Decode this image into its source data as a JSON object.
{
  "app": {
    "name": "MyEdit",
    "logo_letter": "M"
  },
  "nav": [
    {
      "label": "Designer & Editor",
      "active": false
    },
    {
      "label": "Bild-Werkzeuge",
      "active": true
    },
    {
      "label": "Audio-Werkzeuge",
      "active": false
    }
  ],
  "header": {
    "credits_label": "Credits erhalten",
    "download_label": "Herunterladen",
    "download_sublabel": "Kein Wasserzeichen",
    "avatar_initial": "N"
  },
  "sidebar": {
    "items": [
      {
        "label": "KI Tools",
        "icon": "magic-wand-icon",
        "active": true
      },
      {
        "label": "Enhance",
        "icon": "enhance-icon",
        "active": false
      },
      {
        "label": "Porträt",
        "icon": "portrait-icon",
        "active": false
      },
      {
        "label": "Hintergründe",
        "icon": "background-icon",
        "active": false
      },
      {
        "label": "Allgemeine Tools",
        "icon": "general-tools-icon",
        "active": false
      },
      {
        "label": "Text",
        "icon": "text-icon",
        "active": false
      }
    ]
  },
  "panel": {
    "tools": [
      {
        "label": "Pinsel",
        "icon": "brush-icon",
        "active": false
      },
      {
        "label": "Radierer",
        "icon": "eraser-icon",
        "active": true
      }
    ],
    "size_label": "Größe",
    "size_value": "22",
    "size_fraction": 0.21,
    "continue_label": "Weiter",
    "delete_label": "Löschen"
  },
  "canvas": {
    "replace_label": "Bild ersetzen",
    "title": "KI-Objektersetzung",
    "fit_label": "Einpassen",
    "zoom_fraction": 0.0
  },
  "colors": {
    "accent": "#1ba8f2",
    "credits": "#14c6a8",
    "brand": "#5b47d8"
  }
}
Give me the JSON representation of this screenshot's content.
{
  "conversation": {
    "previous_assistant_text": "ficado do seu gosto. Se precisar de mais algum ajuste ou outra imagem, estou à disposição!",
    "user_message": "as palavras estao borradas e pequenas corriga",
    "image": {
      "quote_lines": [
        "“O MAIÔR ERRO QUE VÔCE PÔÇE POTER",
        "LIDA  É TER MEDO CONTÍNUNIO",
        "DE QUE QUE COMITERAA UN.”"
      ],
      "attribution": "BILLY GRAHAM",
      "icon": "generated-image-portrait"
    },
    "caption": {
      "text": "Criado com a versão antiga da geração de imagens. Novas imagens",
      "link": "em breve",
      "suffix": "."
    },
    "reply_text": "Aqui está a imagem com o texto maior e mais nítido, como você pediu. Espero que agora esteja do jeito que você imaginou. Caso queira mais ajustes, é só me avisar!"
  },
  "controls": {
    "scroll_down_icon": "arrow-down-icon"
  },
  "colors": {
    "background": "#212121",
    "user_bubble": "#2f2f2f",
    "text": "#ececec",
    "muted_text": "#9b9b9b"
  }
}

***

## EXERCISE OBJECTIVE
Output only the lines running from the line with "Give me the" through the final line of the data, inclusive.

## EXERCISE SOLUTION
Give me the JSON representation of this screenshot's content.
{
  "conversation": {
    "previous_assistant_text": "ficado do seu gosto. Se precisar de mais algum ajuste ou outra imagem, estou à disposição!",
    "user_message": "as palavras estao borradas e pequenas corriga",
    "image": {
      "quote_lines": [
        "“O MAIÔR ERRO QUE VÔCE PÔÇE POTER",
        "LIDA  É TER MEDO CONTÍNUNIO",
        "DE QUE QUE COMITERAA UN.”"
      ],
      "attribution": "BILLY GRAHAM",
      "icon": "generated-image-portrait"
    },
    "caption": {
      "text": "Criado com a versão antiga da geração de imagens. Novas imagens",
      "link": "em breve",
      "suffix": "."
    },
    "reply_text": "Aqui está a imagem com o texto maior e mais nítido, como você pediu. Espero que agora esteja do jeito que você imaginou. Caso queira mais ajustes, é só me avisar!"
  },
  "controls": {
    "scroll_down_icon": "arrow-down-icon"
  },
  "colors": {
    "background": "#212121",
    "user_bubble": "#2f2f2f",
    "text": "#ececec",
    "muted_text": "#9b9b9b"
  }
}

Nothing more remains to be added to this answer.